-- Opening Marker --
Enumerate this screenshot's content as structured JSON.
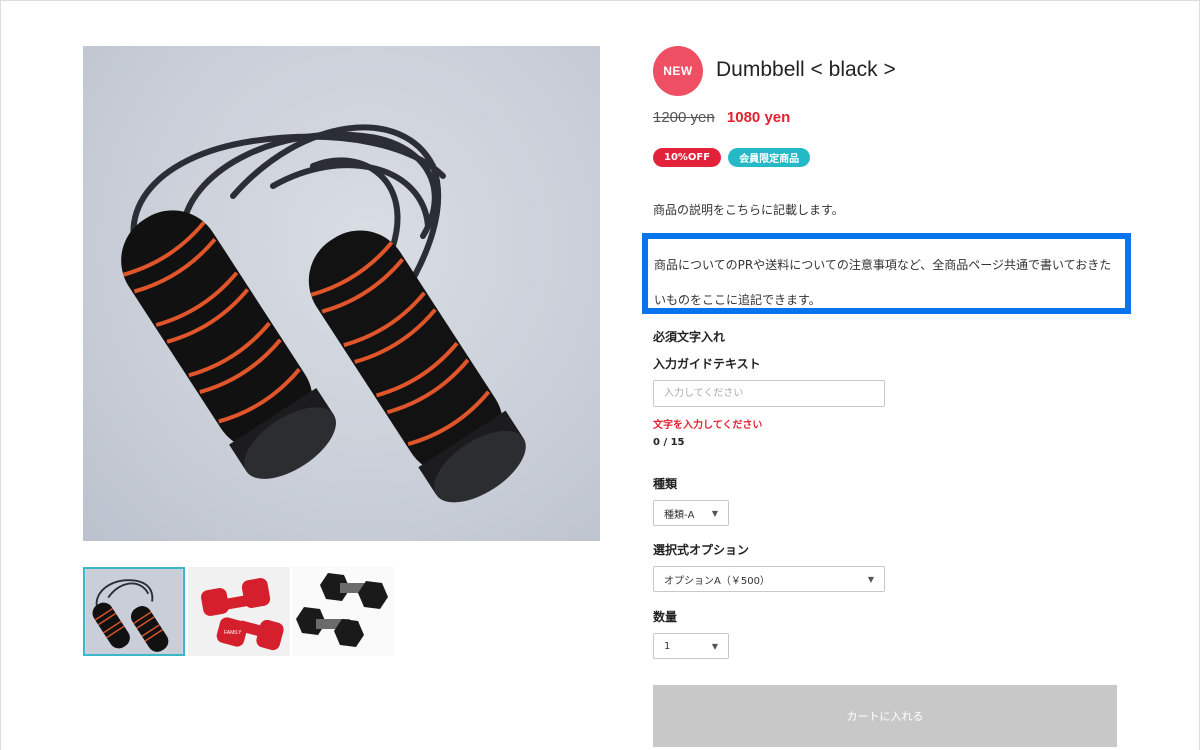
{
  "product": {
    "badge": "NEW",
    "title": "Dumbbell < black >",
    "price_old": "1200 yen",
    "price_new": "1080 yen",
    "tags": [
      "10%OFF",
      "会員限定商品"
    ],
    "description": "商品の説明をこちらに記載します。",
    "notice_line1": "商品についてのPRや送料についての注意事項など、全商品ページ共通で書いておきた",
    "notice_line2": "いものをここに追記できます。"
  },
  "form": {
    "required_text_label": "必須文字入れ",
    "guide_text_label": "入力ガイドテキスト",
    "text_input_placeholder": "入力してください",
    "text_input_value": "",
    "error_message": "文字を入力してください",
    "char_counter": "0 / 15",
    "type_label": "種類",
    "type_selected": "種類-A",
    "option_label": "選択式オプション",
    "option_selected": "オプションA（￥500）",
    "quantity_label": "数量",
    "quantity_selected": "1",
    "cart_button": "カートに入れる"
  },
  "gallery": {
    "thumbnails": [
      "jump-rope",
      "red-dumbbells",
      "black-hex-dumbbells"
    ],
    "selected_index": 0,
    "thumbnail_2_text": "FAMILY"
  },
  "colors": {
    "new_badge": "#ef4f63",
    "sale_price": "#e2202f",
    "tag_off": "#e2213a",
    "tag_member": "#25b8c6",
    "highlight_border": "#0a74ee",
    "thumb_selected_border": "#3bb7c8",
    "cart_button_disabled": "#c8c8c8"
  },
  "icons": {
    "select_caret": "▼"
  }
}
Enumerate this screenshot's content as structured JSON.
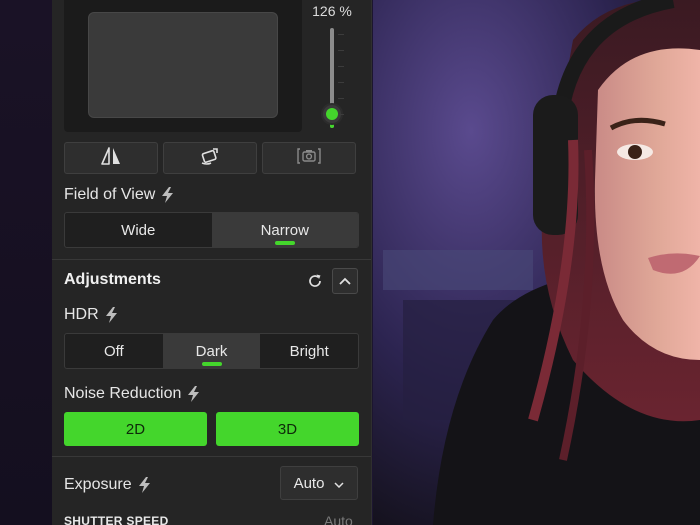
{
  "zoom": {
    "label": "126 %",
    "level_fraction": 0.14
  },
  "icon_buttons": [
    {
      "icon": "flip-horizontal-icon",
      "enabled": true
    },
    {
      "icon": "rotate-icon",
      "enabled": true
    },
    {
      "icon": "camera-frame-icon",
      "enabled": false
    }
  ],
  "field_of_view": {
    "label": "Field of View",
    "options": [
      "Wide",
      "Narrow"
    ],
    "selected": "Narrow"
  },
  "adjustments": {
    "title": "Adjustments",
    "hdr": {
      "label": "HDR",
      "options": [
        "Off",
        "Dark",
        "Bright"
      ],
      "selected": "Dark"
    },
    "noise_reduction": {
      "label": "Noise Reduction",
      "options": [
        "2D",
        "3D"
      ]
    },
    "exposure": {
      "label": "Exposure",
      "value": "Auto"
    },
    "shutter_speed": {
      "label": "SHUTTER SPEED",
      "value": "Auto"
    }
  },
  "colors": {
    "accent": "#44d62c",
    "panel_bg": "#252525"
  }
}
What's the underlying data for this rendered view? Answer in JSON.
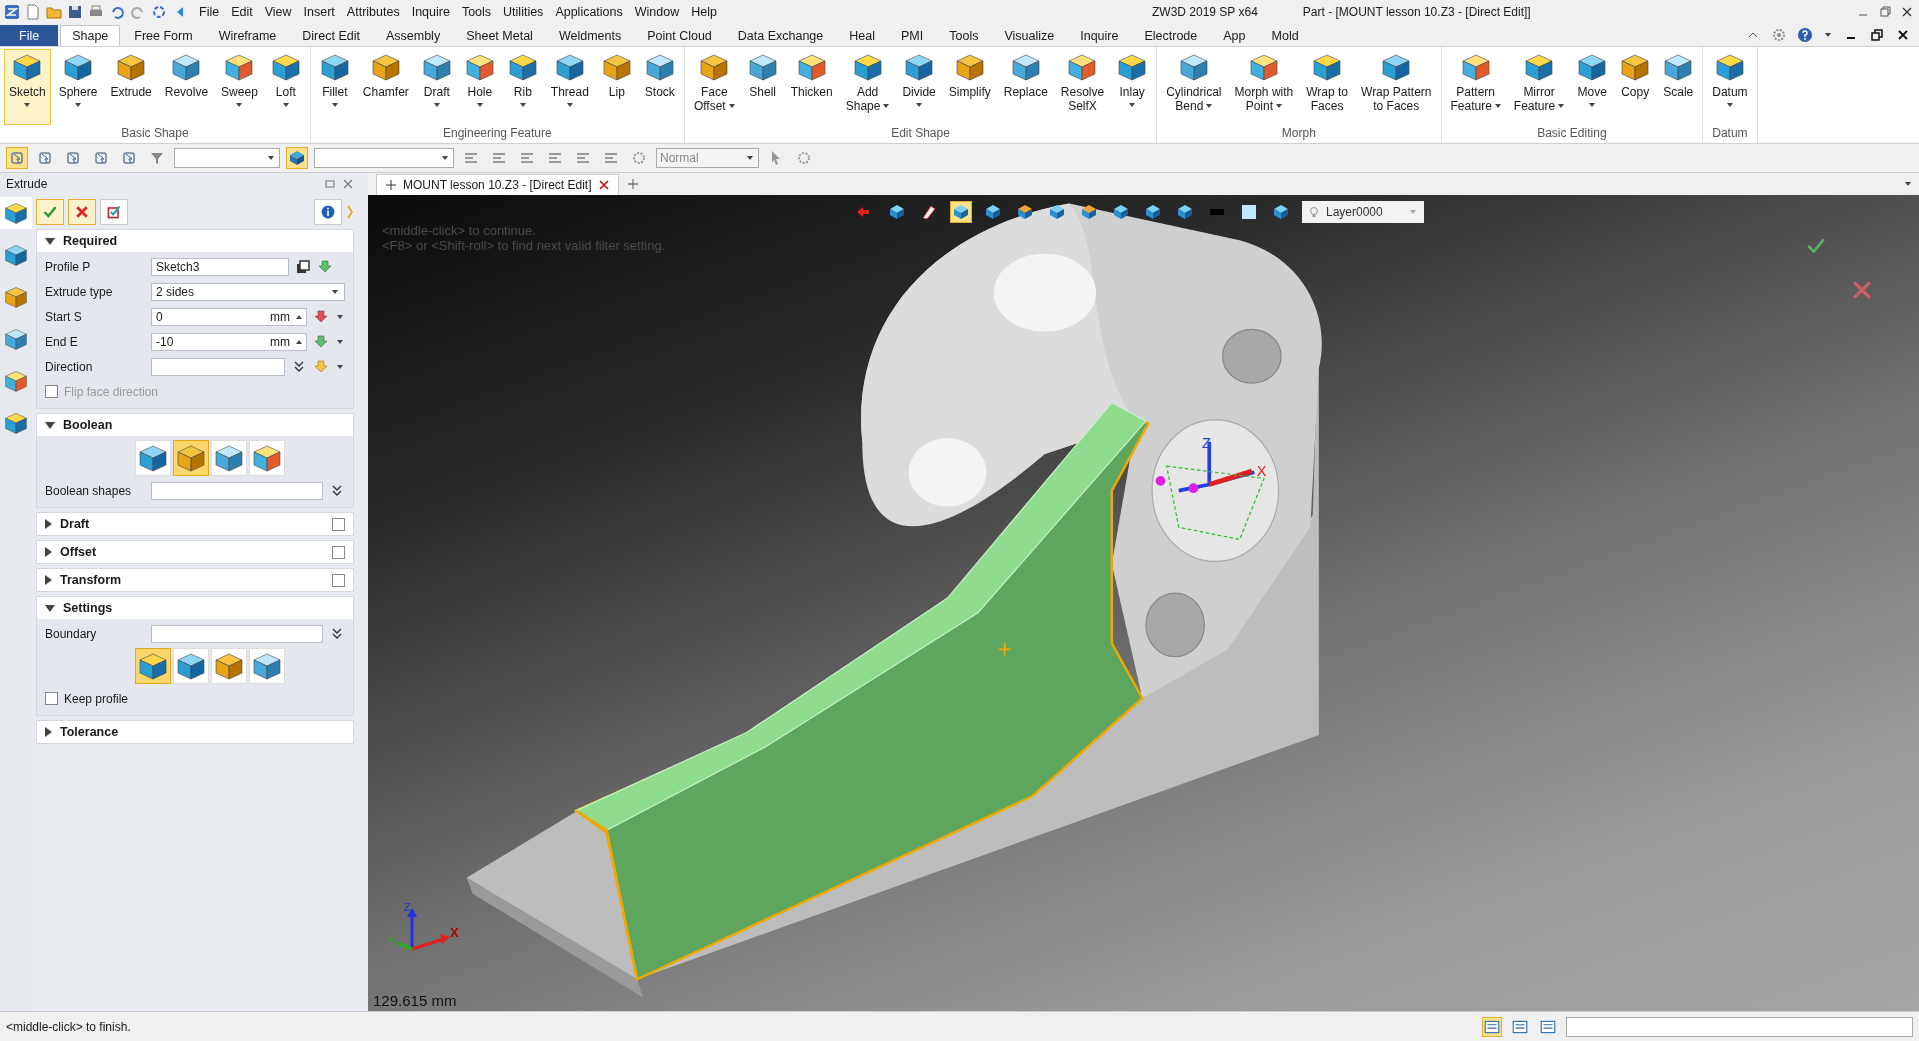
{
  "title_bar": {
    "app": "ZW3D 2019 SP x64",
    "document": "Part - [MOUNT lesson 10.Z3 - [Direct Edit]]"
  },
  "menu": [
    "File",
    "Edit",
    "View",
    "Insert",
    "Attributes",
    "Inquire",
    "Tools",
    "Utilities",
    "Applications",
    "Window",
    "Help"
  ],
  "ribbon_tabs": [
    {
      "label": "File",
      "kind": "file",
      "selected": false
    },
    {
      "label": "Shape",
      "kind": "tab",
      "selected": true
    },
    {
      "label": "Free Form",
      "kind": "tab",
      "selected": false
    },
    {
      "label": "Wireframe",
      "kind": "tab",
      "selected": false
    },
    {
      "label": "Direct Edit",
      "kind": "tab",
      "selected": false
    },
    {
      "label": "Assembly",
      "kind": "tab",
      "selected": false
    },
    {
      "label": "Sheet Metal",
      "kind": "tab",
      "selected": false
    },
    {
      "label": "Weldments",
      "kind": "tab",
      "selected": false
    },
    {
      "label": "Point Cloud",
      "kind": "tab",
      "selected": false
    },
    {
      "label": "Data Exchange",
      "kind": "tab",
      "selected": false
    },
    {
      "label": "Heal",
      "kind": "tab",
      "selected": false
    },
    {
      "label": "PMI",
      "kind": "tab",
      "selected": false
    },
    {
      "label": "Tools",
      "kind": "tab",
      "selected": false
    },
    {
      "label": "Visualize",
      "kind": "tab",
      "selected": false
    },
    {
      "label": "Inquire",
      "kind": "tab",
      "selected": false
    },
    {
      "label": "Electrode",
      "kind": "tab",
      "selected": false
    },
    {
      "label": "App",
      "kind": "tab",
      "selected": false
    },
    {
      "label": "Mold",
      "kind": "tab",
      "selected": false
    }
  ],
  "ribbon_groups": [
    {
      "label": "Basic Shape",
      "buttons": [
        {
          "lines": [
            "Sketch"
          ],
          "dropdown": true,
          "selected": true
        },
        {
          "lines": [
            "Sphere"
          ],
          "dropdown": true,
          "selected": false
        },
        {
          "lines": [
            "Extrude"
          ],
          "dropdown": false,
          "selected": false
        },
        {
          "lines": [
            "Revolve"
          ],
          "dropdown": false,
          "selected": false
        },
        {
          "lines": [
            "Sweep"
          ],
          "dropdown": true,
          "selected": false
        },
        {
          "lines": [
            "Loft"
          ],
          "dropdown": true,
          "selected": false
        }
      ]
    },
    {
      "label": "Engineering Feature",
      "buttons": [
        {
          "lines": [
            "Fillet"
          ],
          "dropdown": true,
          "selected": false
        },
        {
          "lines": [
            "Chamfer"
          ],
          "dropdown": false,
          "selected": false
        },
        {
          "lines": [
            "Draft"
          ],
          "dropdown": true,
          "selected": false
        },
        {
          "lines": [
            "Hole"
          ],
          "dropdown": true,
          "selected": false
        },
        {
          "lines": [
            "Rib"
          ],
          "dropdown": true,
          "selected": false
        },
        {
          "lines": [
            "Thread"
          ],
          "dropdown": true,
          "selected": false
        },
        {
          "lines": [
            "Lip"
          ],
          "dropdown": false,
          "selected": false
        },
        {
          "lines": [
            "Stock"
          ],
          "dropdown": false,
          "selected": false
        }
      ]
    },
    {
      "label": "Edit Shape",
      "buttons": [
        {
          "lines": [
            "Face",
            "Offset"
          ],
          "dropdown": true,
          "selected": false
        },
        {
          "lines": [
            "Shell"
          ],
          "dropdown": false,
          "selected": false
        },
        {
          "lines": [
            "Thicken"
          ],
          "dropdown": false,
          "selected": false
        },
        {
          "lines": [
            "Add",
            "Shape"
          ],
          "dropdown": true,
          "selected": false
        },
        {
          "lines": [
            "Divide"
          ],
          "dropdown": true,
          "selected": false
        },
        {
          "lines": [
            "Simplify"
          ],
          "dropdown": false,
          "selected": false
        },
        {
          "lines": [
            "Replace"
          ],
          "dropdown": false,
          "selected": false
        },
        {
          "lines": [
            "Resolve",
            "SelfX"
          ],
          "dropdown": false,
          "selected": false
        },
        {
          "lines": [
            "Inlay"
          ],
          "dropdown": true,
          "selected": false
        }
      ]
    },
    {
      "label": "Morph",
      "buttons": [
        {
          "lines": [
            "Cylindrical",
            "Bend"
          ],
          "dropdown": true,
          "selected": false
        },
        {
          "lines": [
            "Morph with",
            "Point"
          ],
          "dropdown": true,
          "selected": false
        },
        {
          "lines": [
            "Wrap to",
            "Faces"
          ],
          "dropdown": false,
          "selected": false
        },
        {
          "lines": [
            "Wrap Pattern",
            "to Faces"
          ],
          "dropdown": false,
          "selected": false
        }
      ]
    },
    {
      "label": "Basic Editing",
      "buttons": [
        {
          "lines": [
            "Pattern",
            "Feature"
          ],
          "dropdown": true,
          "selected": false
        },
        {
          "lines": [
            "Mirror",
            "Feature"
          ],
          "dropdown": true,
          "selected": false
        },
        {
          "lines": [
            "Move"
          ],
          "dropdown": true,
          "selected": false
        },
        {
          "lines": [
            "Copy"
          ],
          "dropdown": false,
          "selected": false
        },
        {
          "lines": [
            "Scale"
          ],
          "dropdown": false,
          "selected": false
        }
      ]
    },
    {
      "label": "Datum",
      "buttons": [
        {
          "lines": [
            "Datum"
          ],
          "dropdown": true,
          "selected": false
        }
      ]
    }
  ],
  "toolbar": {
    "tools": [
      {
        "selected": true
      },
      {
        "selected": false
      },
      {
        "selected": false
      },
      {
        "selected": false
      },
      {
        "selected": false
      }
    ],
    "filter_icon": {
      "selected": true
    },
    "filter_value": "Normal"
  },
  "side_tabs": [
    {
      "selected": true
    },
    {
      "selected": false
    },
    {
      "selected": false
    },
    {
      "selected": false
    },
    {
      "selected": false
    },
    {
      "selected": false
    }
  ],
  "panel": {
    "title": "Extrude",
    "sections": [
      {
        "title": "Required",
        "expanded": true,
        "rows": [
          {
            "kind": "pick",
            "label": "Profile P",
            "value": "Sketch3"
          },
          {
            "kind": "select",
            "label": "Extrude type",
            "value": "2 sides"
          },
          {
            "kind": "number",
            "label": "Start S",
            "value": "0",
            "unit": "mm"
          },
          {
            "kind": "number",
            "label": "End E",
            "value": "-10",
            "unit": "mm"
          },
          {
            "kind": "vector",
            "label": "Direction"
          },
          {
            "kind": "checkbox",
            "label": "Flip face direction",
            "checked": false,
            "disabled": true
          }
        ]
      },
      {
        "title": "Boolean",
        "expanded": true,
        "rows": [
          {
            "kind": "icons",
            "options": [
              {
                "selected": false
              },
              {
                "selected": true
              },
              {
                "selected": false
              },
              {
                "selected": false
              }
            ]
          },
          {
            "kind": "list",
            "label": "Boolean shapes"
          }
        ]
      },
      {
        "title": "Draft",
        "expanded": false,
        "checked": false
      },
      {
        "title": "Offset",
        "expanded": false,
        "checked": false
      },
      {
        "title": "Transform",
        "expanded": false,
        "checked": false
      },
      {
        "title": "Settings",
        "expanded": true,
        "rows": [
          {
            "kind": "list",
            "label": "Boundary"
          },
          {
            "kind": "icons",
            "options": [
              {
                "selected": true
              },
              {
                "selected": false
              },
              {
                "selected": false
              },
              {
                "selected": false
              }
            ]
          },
          {
            "kind": "checkbox",
            "label": "Keep profile",
            "checked": false,
            "disabled": false
          }
        ]
      },
      {
        "title": "Tolerance",
        "expanded": false
      }
    ]
  },
  "document_tab": {
    "title": "MOUNT lesson 10.Z3 - [Direct Edit]"
  },
  "viewport": {
    "hints": [
      "<middle-click> to continue.",
      "<F8> or <Shift-roll> to find next valid filter setting."
    ],
    "view_tools": [
      {
        "selected": false
      },
      {
        "selected": false
      },
      {
        "selected": false
      },
      {
        "selected": true
      },
      {
        "selected": false
      },
      {
        "selected": false
      },
      {
        "selected": false
      },
      {
        "selected": false
      },
      {
        "selected": false
      },
      {
        "selected": false
      },
      {
        "selected": false
      },
      {
        "selected": false
      },
      {
        "selected": false
      },
      {
        "selected": false
      }
    ],
    "layer": "Layer0000",
    "gizmo_labels": [
      "Z",
      "X"
    ],
    "axis_labels": [
      "Z",
      "Y",
      "X"
    ],
    "measurement": "129.615 mm"
  },
  "status_bar": {
    "message": "<middle-click> to finish.",
    "tools": [
      {
        "selected": true
      },
      {
        "selected": false
      },
      {
        "selected": false
      }
    ]
  }
}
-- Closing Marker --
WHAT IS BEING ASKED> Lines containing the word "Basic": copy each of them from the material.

RESPONSE TO THE EXERCISE>
      "label": "Basic Shape",
      "label": "Basic Editing",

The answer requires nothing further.